That such action cannot be maintained without the consent of the United States to being sued has long been established. The rule laid down by Justice McLean in Buchanan v. Alexander, 4 How. 20, 11 L. Ed. 857, has never been *890 departed from. While the Congress has seen fit to waive the immunity of the United States from suit in the case of certain money claims against it and also in case of many of the corporations created by it, it has so far never waived that immunity and permitted attachment or garnishee proceedings against the United States Treasury or its Disbursing Officers. This cannot be done either directly, or indirectly through the appointment of a sequestrator or receiver or by contempt order against the debtor defendant. McGrew v. McGrew, 59 App.D.C. 230, 38 F.2d 541.
This is not a question of any right of personal exemption on the part of the defendant Applegate but of the sovereign immunity of the United States from suits to which it has not consented. This immunity from suit cannot be evaded by making an officer of the United States in his official capacity defendant instead of making the Government itself a defendant. An officer acting in his official capacity and within his legal rights is acting for the United States. A suit against him in his official capacity is a suit against the Government, and cannot be maintained without legislative consent. Hill v. United States, 9 How. 386, 13 L. Ed. 185; United States of America, Petitioner, v. Jacob L. Sherwood, 61 S. Ct. 767, 85 L.Ed. ___, decided by the Supreme Court of the United States March 31, 1941. Until the Congress sees fit to grant such consent, the Courts are powerless to entertain such actions.

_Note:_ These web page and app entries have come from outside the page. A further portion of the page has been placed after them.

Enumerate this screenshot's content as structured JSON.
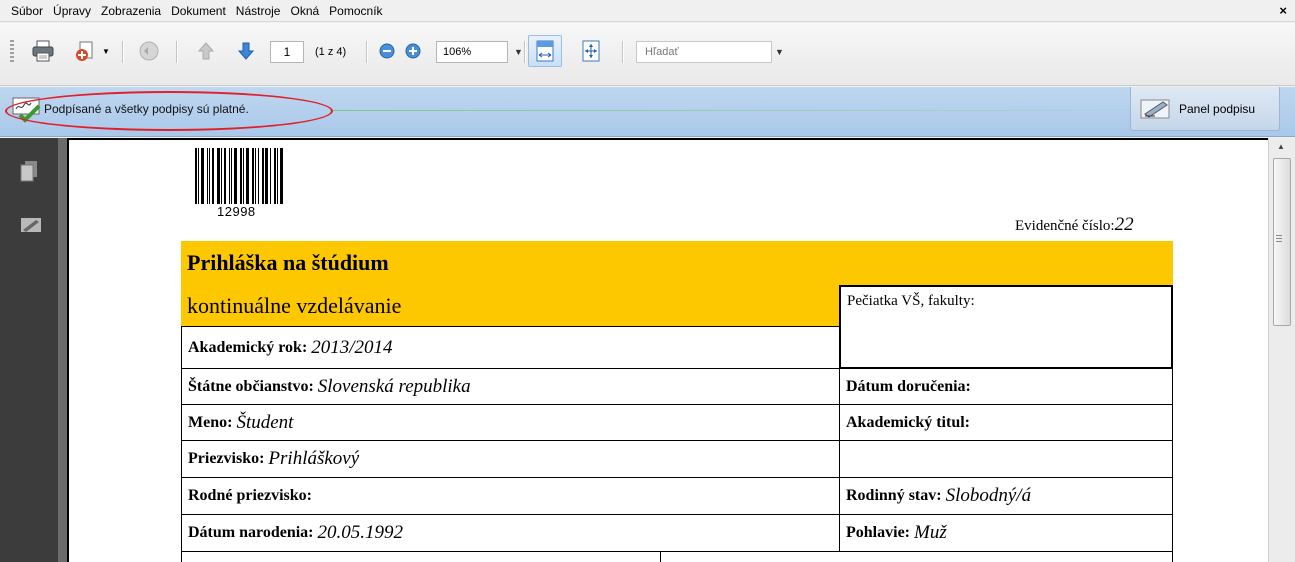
{
  "menu": [
    "Súbor",
    "Úpravy",
    "Zobrazenia",
    "Dokument",
    "Nástroje",
    "Okná",
    "Pomocník"
  ],
  "menu_close": "×",
  "toolbar": {
    "page_value": "1",
    "page_info": "(1 z 4)",
    "zoom_value": "106%",
    "search_placeholder": "Hľadať"
  },
  "signature_bar": {
    "message": "Podpísané a všetky podpisy sú platné.",
    "panel_button": "Panel podpisu"
  },
  "document": {
    "barcode_number": "12998",
    "evidence_label": "Evidenčné číslo:",
    "evidence_value": "22",
    "title": "Prihláška na štúdium",
    "subtitle": "kontinuálne vzdelávanie",
    "stamp_label": "Pečiatka VŠ, fakulty:",
    "rows_left": [
      {
        "label": "Akademický rok:",
        "value": "2013/2014"
      },
      {
        "label": "Štátne občianstvo:",
        "value": "Slovenská republika"
      },
      {
        "label": "Meno:",
        "value": "Študent"
      },
      {
        "label": "Priezvisko:",
        "value": "Prihláškový"
      },
      {
        "label": "Rodné priezvisko:",
        "value": ""
      },
      {
        "label": "Dátum narodenia:",
        "value": "20.05.1992"
      }
    ],
    "rows_right": [
      {
        "label": "Dátum doručenia:",
        "value": ""
      },
      {
        "label": "Akademický titul:",
        "value": ""
      },
      {
        "label": "",
        "value": ""
      },
      {
        "label": "Rodinný stav:",
        "value": "Slobodný/á"
      },
      {
        "label": "Pohlavie:",
        "value": "Muž"
      }
    ]
  },
  "colors": {
    "form_header": "#fdc800",
    "signature_bar": "#b4cfee",
    "highlight_oval": "#e0202a"
  }
}
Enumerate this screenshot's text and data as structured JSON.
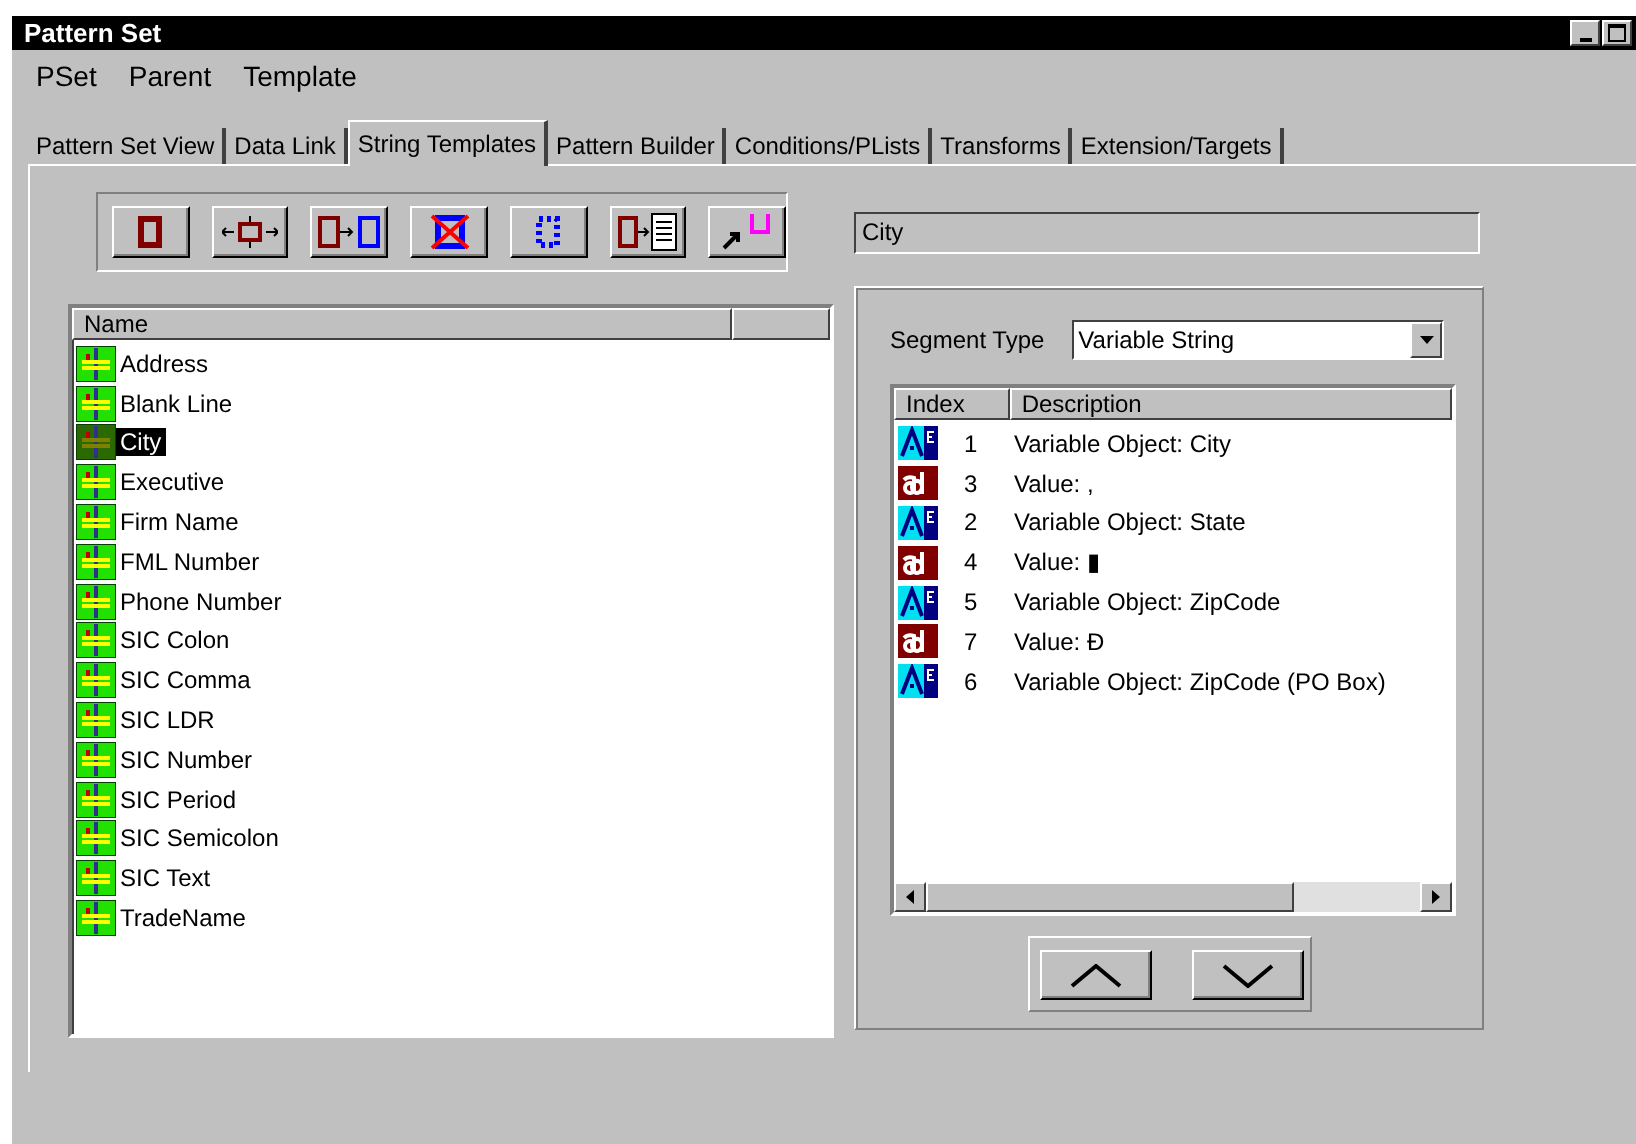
{
  "window": {
    "title": "Pattern Set"
  },
  "menu": [
    "PSet",
    "Parent",
    "Template"
  ],
  "tabs": [
    {
      "label": "Pattern Set View",
      "selected": false
    },
    {
      "label": "Data Link",
      "selected": false
    },
    {
      "label": "String Templates",
      "selected": true
    },
    {
      "label": "Pattern Builder",
      "selected": false
    },
    {
      "label": "Conditions/PLists",
      "selected": false
    },
    {
      "label": "Transforms",
      "selected": false
    },
    {
      "label": "Extension/Targets",
      "selected": false
    }
  ],
  "template_name": {
    "value": "City"
  },
  "templates": {
    "columns": [
      "Name"
    ],
    "items": [
      {
        "label": "Address",
        "selected": false
      },
      {
        "label": "Blank Line",
        "selected": false
      },
      {
        "label": "City",
        "selected": true
      },
      {
        "label": "Executive",
        "selected": false
      },
      {
        "label": "Firm Name",
        "selected": false
      },
      {
        "label": "FML Number",
        "selected": false
      },
      {
        "label": "Phone Number",
        "selected": false
      },
      {
        "label": "SIC Colon",
        "selected": false
      },
      {
        "label": "SIC Comma",
        "selected": false
      },
      {
        "label": "SIC LDR",
        "selected": false
      },
      {
        "label": "SIC Number",
        "selected": false
      },
      {
        "label": "SIC Period",
        "selected": false
      },
      {
        "label": "SIC Semicolon",
        "selected": false
      },
      {
        "label": "SIC Text",
        "selected": false
      },
      {
        "label": "TradeName",
        "selected": false
      }
    ]
  },
  "segment_type": {
    "label": "Segment Type",
    "value": "Variable String"
  },
  "segments": {
    "columns": [
      "Index",
      "Description"
    ],
    "rows": [
      {
        "kind": "variable",
        "index": "1",
        "description": "Variable Object: City"
      },
      {
        "kind": "value",
        "index": "3",
        "description": "Value: ,"
      },
      {
        "kind": "variable",
        "index": "2",
        "description": "Variable Object: State"
      },
      {
        "kind": "value",
        "index": "4",
        "description": "Value: ▮"
      },
      {
        "kind": "variable",
        "index": "5",
        "description": "Variable Object: ZipCode"
      },
      {
        "kind": "value",
        "index": "7",
        "description": "Value: Đ"
      },
      {
        "kind": "variable",
        "index": "6",
        "description": "Variable Object: ZipCode (PO Box)"
      }
    ]
  }
}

Nor does this appear to be a proper case for the appointment of a sequestrator. As a matter of fact, the appointment of such officer has largely fallen into disuse and is now rarely done. Granted that the right to sequestration still exists and that in some cases it may be proper to use such an officer, before it can be done the plaintiff must show some right of ownership in, privilege to or lien upon the specific property sought to be reached. The primary subject of the proceeding is usually to maintain the status quo of specific property until the rights of the contestants thereto can be determined. 57 Corpus Juris 194, section 29, 196 section 35, 301 section 45, 205 section 53. In this case the plaintiff has alleged no right of ownership, privilege or lien to any particular property. If the fund in question were attachable, and other jurisdictional facts existed, she would have no need for sequestration but could reach the property or fund by the ordinary process for the collection of judgments.
It follows from what has been said that the Court has no jurisdiction over the subject matter; that funds in the hands of the United States Treasury or in the hands of its disbursing officers are not subject to garnishment or attachment, and that the plaintiff has wholly failed to set up any claim upon which the relief prayed for can be granted. Therefore, her action must fail and the defendants' motion to dismiss must be sustained.